The fear that people with social anxiety disorder have in social situations is so strong that they feel it is beyond their ability to control. As a result, it sometimes gets in the way of going to work, attending school, or doing everyday things. People with social anxiety disorder may worry about these and other things for weeks before they happen. Sometimes, they end up staying away from places or events where they think they might have to do something that will embarrass them. Avoidance creates comfort, but keeps the person from learning the skills to manage the situation.

Social anxiety disorder is not uncommon; research suggests that about 7 to 10 percent of Americans are affected. Without treatment, social anxiety disorder can last for many years or a lifetime and prevent a person from reaching his or her full potential.

What are the signs and symptoms of social anxiety disorder?
When having to perform in front of or be around others, people with social anxiety disorder tend to:

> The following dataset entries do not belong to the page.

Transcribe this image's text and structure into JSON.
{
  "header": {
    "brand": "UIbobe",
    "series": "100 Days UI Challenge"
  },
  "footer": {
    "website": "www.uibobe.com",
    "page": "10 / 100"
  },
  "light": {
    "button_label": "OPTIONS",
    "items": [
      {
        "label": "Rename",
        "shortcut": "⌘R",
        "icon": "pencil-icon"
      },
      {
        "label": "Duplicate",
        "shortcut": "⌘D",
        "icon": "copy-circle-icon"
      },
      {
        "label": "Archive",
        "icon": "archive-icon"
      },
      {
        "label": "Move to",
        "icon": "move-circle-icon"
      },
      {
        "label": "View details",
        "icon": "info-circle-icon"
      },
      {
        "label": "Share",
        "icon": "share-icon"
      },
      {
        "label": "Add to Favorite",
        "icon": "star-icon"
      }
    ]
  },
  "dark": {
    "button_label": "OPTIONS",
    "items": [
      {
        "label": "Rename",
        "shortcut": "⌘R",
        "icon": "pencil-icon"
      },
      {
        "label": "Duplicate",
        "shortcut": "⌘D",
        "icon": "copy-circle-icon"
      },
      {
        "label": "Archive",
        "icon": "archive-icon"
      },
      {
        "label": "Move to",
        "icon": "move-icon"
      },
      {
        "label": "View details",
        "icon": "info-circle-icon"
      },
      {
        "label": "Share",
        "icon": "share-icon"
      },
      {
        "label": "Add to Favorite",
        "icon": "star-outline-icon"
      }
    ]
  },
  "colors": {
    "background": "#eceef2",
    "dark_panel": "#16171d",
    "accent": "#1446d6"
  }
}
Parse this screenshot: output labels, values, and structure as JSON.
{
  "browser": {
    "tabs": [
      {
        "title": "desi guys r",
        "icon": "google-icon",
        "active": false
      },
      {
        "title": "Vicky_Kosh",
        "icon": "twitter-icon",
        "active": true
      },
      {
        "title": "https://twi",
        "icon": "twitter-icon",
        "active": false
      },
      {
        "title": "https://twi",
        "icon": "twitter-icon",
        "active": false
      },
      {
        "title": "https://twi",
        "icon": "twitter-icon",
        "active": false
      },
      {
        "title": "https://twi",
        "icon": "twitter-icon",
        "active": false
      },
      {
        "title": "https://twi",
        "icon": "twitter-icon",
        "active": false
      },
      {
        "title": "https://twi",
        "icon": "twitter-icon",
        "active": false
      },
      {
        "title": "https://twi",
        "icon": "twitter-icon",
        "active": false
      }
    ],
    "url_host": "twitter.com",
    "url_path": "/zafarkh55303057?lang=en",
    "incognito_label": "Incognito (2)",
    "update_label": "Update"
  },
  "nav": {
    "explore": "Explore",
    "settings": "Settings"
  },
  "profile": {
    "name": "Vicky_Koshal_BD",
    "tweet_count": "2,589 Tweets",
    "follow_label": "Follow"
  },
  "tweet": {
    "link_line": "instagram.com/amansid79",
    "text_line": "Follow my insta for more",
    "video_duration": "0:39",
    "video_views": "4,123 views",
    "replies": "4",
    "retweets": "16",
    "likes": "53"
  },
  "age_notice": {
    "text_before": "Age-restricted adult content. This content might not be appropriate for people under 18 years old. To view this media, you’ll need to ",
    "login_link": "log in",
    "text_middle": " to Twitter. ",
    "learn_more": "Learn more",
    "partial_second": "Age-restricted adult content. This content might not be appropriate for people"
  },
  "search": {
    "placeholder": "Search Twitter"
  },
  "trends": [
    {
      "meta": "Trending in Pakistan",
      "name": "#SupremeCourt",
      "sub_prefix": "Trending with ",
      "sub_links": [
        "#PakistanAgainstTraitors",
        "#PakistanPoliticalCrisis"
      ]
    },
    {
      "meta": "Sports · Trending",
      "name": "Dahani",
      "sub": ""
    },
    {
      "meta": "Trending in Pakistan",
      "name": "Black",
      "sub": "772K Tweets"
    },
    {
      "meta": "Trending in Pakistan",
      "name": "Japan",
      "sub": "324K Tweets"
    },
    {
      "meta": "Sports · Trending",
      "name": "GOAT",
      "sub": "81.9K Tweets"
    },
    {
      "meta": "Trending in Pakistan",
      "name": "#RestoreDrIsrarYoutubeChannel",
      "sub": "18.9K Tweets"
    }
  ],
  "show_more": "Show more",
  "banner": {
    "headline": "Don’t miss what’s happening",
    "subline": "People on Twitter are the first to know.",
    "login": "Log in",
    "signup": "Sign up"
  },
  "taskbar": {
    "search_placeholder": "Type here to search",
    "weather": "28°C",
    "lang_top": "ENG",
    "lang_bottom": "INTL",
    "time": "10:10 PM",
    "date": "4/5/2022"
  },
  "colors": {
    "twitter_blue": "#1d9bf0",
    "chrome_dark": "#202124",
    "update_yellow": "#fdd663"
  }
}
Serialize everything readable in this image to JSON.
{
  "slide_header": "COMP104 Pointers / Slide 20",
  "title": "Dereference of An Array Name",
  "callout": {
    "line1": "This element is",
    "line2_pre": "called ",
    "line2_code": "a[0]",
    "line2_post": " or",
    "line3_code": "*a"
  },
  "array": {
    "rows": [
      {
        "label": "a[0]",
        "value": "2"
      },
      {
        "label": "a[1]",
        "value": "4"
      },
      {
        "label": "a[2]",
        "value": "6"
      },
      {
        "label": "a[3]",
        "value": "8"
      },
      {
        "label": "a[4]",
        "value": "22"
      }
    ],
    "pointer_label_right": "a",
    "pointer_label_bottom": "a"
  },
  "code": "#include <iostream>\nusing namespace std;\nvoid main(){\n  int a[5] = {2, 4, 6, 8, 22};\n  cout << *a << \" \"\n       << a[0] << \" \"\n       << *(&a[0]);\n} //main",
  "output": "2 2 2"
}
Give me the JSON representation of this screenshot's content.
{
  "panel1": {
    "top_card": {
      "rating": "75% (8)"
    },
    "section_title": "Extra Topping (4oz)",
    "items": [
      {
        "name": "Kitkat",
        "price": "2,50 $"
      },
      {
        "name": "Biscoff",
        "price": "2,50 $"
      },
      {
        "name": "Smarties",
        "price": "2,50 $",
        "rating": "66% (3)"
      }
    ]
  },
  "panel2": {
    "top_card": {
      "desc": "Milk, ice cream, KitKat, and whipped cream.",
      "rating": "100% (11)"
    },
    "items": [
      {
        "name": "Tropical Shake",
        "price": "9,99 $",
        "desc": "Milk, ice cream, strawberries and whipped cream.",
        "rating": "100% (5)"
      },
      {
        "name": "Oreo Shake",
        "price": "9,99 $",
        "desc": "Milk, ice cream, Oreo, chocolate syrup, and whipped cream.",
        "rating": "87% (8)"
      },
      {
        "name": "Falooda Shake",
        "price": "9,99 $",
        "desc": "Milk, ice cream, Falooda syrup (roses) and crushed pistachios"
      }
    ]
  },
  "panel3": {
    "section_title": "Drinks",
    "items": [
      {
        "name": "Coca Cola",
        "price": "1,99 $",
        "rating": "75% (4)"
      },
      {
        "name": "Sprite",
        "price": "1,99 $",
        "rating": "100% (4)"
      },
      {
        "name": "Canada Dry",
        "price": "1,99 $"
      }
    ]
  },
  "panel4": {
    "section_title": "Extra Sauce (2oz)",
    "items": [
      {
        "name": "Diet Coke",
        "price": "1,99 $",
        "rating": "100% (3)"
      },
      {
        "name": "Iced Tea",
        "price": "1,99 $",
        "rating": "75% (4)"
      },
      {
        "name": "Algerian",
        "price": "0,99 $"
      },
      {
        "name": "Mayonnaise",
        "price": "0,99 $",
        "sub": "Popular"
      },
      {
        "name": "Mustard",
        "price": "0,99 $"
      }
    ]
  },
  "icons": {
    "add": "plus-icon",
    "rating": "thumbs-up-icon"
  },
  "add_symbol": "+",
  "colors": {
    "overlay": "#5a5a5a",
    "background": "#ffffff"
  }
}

  • Blush, sweat, tremble, feel a rapid heart rate, or feel their “mind going blank”
  • Feel nauseous or sick to their stomach
  • Show a rigid body posture, make little eye contact, or speak with an overly soft voice
  • Find it scary and difficult to be with other people, especially those they don’t already know, and have a hard time talking to them even though they sometimes wish they could.
  • Be very self-conscious in front of other people and feel embarrassed and awkward
  • Be very afraid that other people will judge them
  • Stay away from places where there are other people

Patients often ask me what causes social anxiety. Social anxiety disorder sometimes runs in families, but no one knows for sure why some family members have it while others don’t. Researchers have found that several parts of the brain are involved in fear and anxiety. Some researchers think that misreading of others’ behavior may play a role in causing or worsening social anxiety. For example, you may think that people are staring or frowning at you when they truly are not. Underdeveloped social skills are another possible contributor to social anxiety. For example, if you have underdeveloped social skills, you may feel discouraged after talking with people and may worry about doing it in the future. By learning more about fear and anxiety in the brain, mental health professionals can treat symptoms and help build strategies. 

Social anxiety disorder is generally treated with psychotherapy (sometimes called “talk” therapy), medication, or both. A type of psychotherapy called cognitive behavioral therapy (CBT) is especially useful for treating social anxiety disorder. CBT teaches you different ways of thinking, behaving, and reacting to situations that help you feel less anxious and fearful. It can also help you learn and practice social skills. CBT delivered in a group format can also be helpful. Don’t give up on treatment too quickly. Both psychotherapy and medication can take some time to work. A healthy lifestyle and self care can also help combat anxiety. Make sure to get enough sleep and exercise, eat a healthy diet, and turn to family and friends who you trust for support.

Embolden Psychology
Embolden

Embolden offers the ADOS-2, the gold standard assessment for kids on the spectrum.

Combined with psychoeducational testing, it helps provide comprehensive information and recommendations to help children and teens six and up.

Thank you for contacting us.